The kids are great too, especially eldest child Regan Abbots, played by Millicent Simmonds; one of the few deaf actors I’ve seen in a movie. Her performance feels refreshingly honest, real, in her conflict over her past actions, and her strained relationship with her father. It’s a joy, as someone who attends a college with a major deaf population, to see a deaf character, portrayed by a deaf actor, being so expressive through face, gesture, and natively-fluent ASL. I also loved seeing cochlear implants (functional, broken, or somewhere inbetween …) being a major artifact of her character, and of the film’s plot.
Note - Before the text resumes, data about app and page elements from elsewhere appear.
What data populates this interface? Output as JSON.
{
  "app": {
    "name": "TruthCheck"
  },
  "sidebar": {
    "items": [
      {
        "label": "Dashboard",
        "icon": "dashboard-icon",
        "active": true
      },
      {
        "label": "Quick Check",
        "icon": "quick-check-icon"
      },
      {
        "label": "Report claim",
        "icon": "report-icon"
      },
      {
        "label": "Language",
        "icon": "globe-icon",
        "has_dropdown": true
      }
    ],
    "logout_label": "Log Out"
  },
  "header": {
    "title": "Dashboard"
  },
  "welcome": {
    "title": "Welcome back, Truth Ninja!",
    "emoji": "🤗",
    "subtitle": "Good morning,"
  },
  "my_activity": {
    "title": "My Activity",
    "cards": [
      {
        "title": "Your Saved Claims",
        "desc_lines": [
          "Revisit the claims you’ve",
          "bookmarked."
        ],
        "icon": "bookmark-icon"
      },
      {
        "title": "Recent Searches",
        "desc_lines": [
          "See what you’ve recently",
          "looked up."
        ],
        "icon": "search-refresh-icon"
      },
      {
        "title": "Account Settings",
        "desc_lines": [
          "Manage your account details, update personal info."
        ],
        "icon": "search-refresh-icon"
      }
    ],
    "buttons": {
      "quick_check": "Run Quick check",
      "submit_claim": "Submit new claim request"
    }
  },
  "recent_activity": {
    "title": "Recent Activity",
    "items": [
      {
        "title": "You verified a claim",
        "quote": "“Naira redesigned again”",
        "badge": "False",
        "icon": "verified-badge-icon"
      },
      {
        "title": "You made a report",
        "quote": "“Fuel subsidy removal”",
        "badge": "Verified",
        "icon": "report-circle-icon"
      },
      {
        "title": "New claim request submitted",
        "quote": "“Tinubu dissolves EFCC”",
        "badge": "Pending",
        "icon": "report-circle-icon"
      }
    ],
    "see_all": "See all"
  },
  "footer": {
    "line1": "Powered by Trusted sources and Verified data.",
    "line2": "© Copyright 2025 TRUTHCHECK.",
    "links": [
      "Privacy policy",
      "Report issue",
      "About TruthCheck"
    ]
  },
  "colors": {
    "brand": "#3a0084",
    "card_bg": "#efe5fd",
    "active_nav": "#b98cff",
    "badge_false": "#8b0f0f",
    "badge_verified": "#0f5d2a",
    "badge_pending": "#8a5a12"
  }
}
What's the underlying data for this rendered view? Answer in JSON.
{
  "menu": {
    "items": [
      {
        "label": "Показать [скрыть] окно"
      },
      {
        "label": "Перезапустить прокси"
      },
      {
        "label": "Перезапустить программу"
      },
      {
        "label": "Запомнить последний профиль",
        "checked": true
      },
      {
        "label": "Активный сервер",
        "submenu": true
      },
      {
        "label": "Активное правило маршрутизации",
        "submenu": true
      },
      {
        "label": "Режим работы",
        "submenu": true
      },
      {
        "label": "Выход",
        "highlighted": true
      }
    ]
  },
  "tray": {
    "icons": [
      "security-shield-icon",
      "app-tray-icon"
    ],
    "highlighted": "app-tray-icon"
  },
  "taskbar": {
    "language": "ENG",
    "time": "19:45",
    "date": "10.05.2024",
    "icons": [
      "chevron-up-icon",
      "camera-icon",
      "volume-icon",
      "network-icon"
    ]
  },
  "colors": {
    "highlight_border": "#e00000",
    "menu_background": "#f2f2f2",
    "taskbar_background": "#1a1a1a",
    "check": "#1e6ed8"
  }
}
The most memorable Horror and Thriller movies use their soundtracks to enhance the danger their characters face, build the viewer’s suspense, and act as an auditory embodiment of the visual terror on screen. Think of the ominously escalating Jaws theme, or the screeching, manic violins of Psycho, or the heart-pounding theme of serial killer Michael Myers.
In A Quiet Place, the soundtrack emphatically does more by doing, and being less. Krasinsky uses silence the way Spielberg or Hitchcock use music. Knowing the “rules” of the movie’s monsters, we as the audience share the characters’ tip-toeing, anxiety-inducing exploration of abandoned drug stores and woodland paths. The movie quickly trains us to dread any sudden sound rising above a soft rustle. There is background noise, of course: the wind blows through the leaves and the crops, woodland critters occasionally skitter here and there, rivers run somewhere in the distance.
But the Silence is the defining force of the film’s world, brutally enforced by the dreaad-creatures the characters scarcely understand the origin of, much less can identify an exploitable weakness in. Silence is the characters’ open air prison. Silence is the final fate of a world depopulated of human civilization in less than a single year.
Whenever the Silence stops, we as the audience freeze, perk up our ears, and grip our seats, wondering how, or if, our admirable survivors will get out of this one.
There is music, don’t worry. It’s simple, and it creeps in, here and there, complementing some of the genuinely pretty rural scenes, and pumping up the intensity of scenes when the Death Angels lurk. But music is always the junior partner to the silence in A Quiet Place, and that junior role is where it plays best.